* Your objective
From the entries below, copy out every line with "Java" in it.

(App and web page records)
* * * *

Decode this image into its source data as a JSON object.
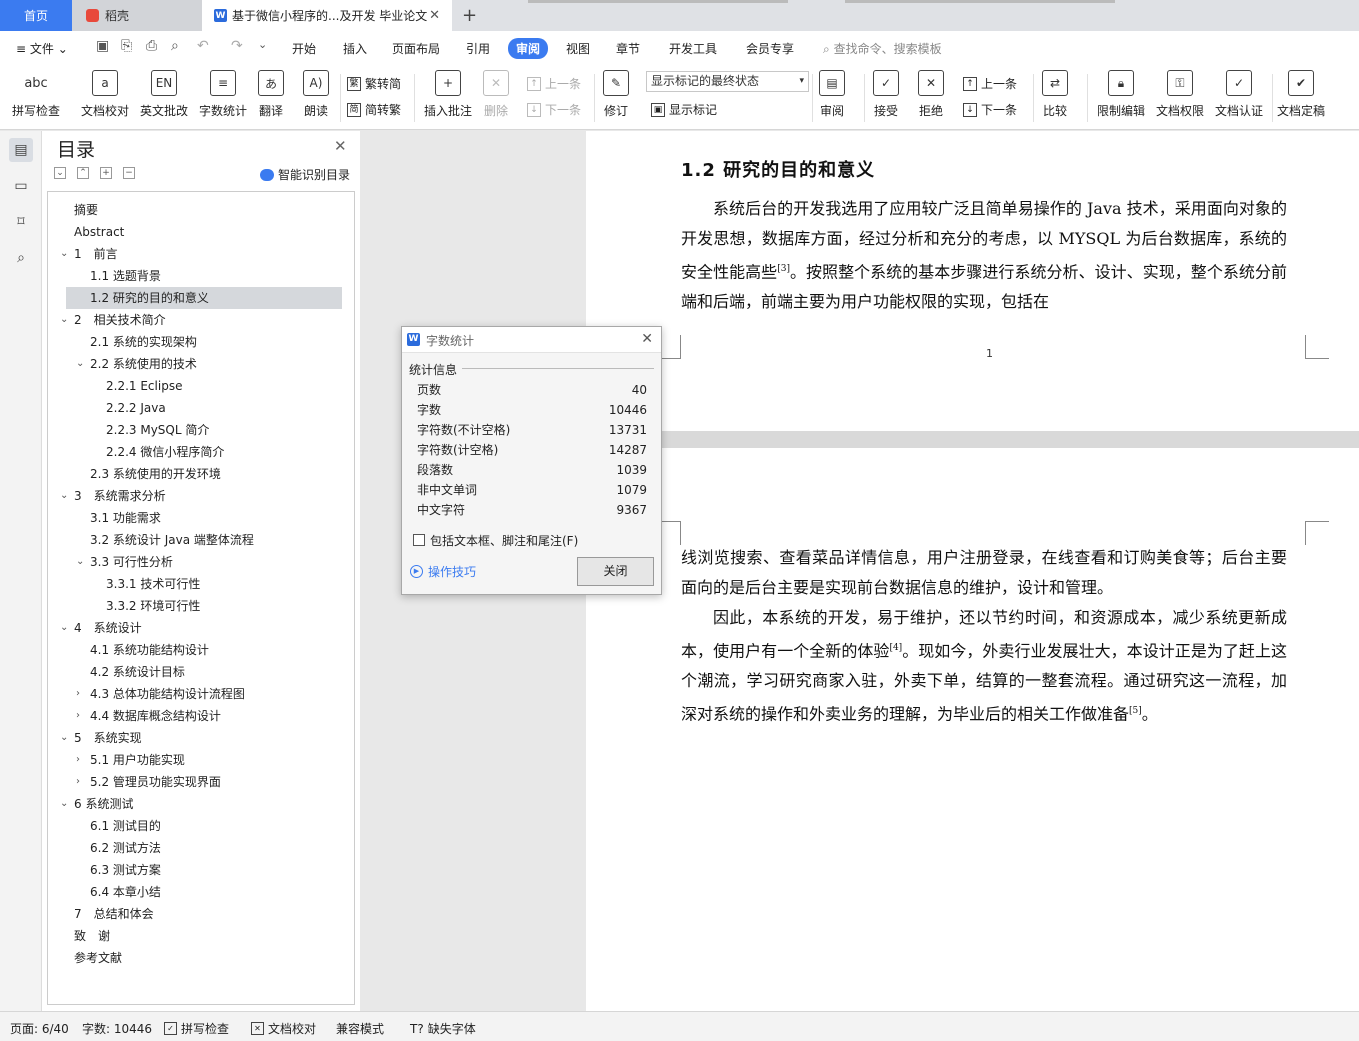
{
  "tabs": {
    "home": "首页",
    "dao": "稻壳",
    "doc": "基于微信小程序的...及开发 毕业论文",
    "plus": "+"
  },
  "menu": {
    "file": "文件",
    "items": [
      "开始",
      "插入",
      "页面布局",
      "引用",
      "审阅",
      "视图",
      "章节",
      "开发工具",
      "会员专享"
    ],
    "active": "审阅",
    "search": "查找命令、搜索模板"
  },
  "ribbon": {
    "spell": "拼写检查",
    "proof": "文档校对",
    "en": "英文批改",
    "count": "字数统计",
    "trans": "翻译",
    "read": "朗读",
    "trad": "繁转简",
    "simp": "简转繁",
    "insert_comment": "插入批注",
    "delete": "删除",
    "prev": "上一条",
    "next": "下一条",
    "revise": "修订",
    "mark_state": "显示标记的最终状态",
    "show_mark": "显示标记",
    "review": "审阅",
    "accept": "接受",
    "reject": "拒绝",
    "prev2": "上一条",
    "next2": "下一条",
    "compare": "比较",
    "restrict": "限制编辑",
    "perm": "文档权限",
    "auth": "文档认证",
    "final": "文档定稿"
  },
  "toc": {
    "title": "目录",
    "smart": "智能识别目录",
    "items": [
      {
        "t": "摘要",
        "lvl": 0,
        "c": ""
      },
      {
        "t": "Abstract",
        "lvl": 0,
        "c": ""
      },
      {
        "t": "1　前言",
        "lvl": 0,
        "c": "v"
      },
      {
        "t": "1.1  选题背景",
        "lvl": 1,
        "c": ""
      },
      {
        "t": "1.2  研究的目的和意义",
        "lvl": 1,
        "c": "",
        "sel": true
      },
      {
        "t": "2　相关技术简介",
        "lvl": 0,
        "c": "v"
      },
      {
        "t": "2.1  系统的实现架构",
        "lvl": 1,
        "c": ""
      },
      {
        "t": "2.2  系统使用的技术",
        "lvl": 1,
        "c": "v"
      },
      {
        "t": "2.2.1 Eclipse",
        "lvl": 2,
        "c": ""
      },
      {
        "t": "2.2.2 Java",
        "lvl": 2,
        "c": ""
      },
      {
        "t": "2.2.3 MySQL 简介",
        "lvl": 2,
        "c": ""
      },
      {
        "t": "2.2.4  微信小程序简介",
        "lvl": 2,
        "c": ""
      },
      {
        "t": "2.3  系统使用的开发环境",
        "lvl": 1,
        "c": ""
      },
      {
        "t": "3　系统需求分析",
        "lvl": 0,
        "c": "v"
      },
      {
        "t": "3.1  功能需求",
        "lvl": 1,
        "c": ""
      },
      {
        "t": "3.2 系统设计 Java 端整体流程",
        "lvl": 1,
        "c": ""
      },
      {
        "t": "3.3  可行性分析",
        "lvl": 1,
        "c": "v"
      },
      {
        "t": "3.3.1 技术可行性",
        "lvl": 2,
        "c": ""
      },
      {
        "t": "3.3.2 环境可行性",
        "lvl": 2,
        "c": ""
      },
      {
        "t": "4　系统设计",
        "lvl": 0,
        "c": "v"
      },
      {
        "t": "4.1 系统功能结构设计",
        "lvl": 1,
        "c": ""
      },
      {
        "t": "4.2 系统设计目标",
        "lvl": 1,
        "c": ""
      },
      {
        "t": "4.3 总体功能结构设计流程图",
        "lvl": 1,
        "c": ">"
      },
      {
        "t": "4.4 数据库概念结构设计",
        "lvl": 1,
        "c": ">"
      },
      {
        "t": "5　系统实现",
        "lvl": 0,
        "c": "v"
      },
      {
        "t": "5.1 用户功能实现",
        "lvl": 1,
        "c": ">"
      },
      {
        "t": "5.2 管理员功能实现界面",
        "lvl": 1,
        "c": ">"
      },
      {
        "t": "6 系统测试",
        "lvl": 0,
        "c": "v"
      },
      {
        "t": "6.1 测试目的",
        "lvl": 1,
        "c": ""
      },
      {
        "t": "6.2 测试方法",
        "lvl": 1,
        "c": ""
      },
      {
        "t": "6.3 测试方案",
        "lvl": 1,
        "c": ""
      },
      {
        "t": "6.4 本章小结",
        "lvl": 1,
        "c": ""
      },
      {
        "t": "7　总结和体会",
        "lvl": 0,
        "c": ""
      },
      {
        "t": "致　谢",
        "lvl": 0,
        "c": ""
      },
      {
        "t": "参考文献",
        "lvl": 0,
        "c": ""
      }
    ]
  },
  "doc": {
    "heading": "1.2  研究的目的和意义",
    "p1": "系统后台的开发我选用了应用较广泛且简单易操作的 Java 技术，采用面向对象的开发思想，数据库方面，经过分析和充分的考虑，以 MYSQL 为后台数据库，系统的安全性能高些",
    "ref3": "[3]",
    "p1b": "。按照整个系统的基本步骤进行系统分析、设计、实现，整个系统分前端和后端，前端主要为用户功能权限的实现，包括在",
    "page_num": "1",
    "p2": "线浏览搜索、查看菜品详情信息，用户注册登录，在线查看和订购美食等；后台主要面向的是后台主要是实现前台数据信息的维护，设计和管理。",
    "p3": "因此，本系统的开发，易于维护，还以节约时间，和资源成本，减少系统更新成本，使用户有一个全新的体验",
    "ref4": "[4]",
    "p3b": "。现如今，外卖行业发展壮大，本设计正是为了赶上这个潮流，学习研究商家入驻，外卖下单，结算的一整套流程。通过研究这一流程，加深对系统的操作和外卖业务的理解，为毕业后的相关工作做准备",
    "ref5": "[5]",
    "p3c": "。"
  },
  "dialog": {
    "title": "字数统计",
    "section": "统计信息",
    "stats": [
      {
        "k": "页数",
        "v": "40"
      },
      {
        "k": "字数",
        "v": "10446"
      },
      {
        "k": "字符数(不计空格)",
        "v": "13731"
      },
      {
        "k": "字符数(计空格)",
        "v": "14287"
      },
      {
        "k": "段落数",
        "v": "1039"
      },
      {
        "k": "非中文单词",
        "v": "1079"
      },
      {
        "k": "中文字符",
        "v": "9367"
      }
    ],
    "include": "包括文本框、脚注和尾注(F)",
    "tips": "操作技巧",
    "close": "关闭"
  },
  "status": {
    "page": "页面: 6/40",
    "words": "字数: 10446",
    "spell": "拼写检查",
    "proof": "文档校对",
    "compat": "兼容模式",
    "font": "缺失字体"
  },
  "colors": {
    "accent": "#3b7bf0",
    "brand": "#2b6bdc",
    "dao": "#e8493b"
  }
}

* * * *

* Answer space
        "t": "2.2.2 Java",
        "t": "3.2 系统设计 Java 端整体流程",
    "p1": "系统后台的开发我选用了应用较广泛且简单易操作的 Java 技术，采用面向对象的开发思想，数据库方面，经过分析和充分的考虑，以 MYSQL 为后台数据库，系统的安全性能高些",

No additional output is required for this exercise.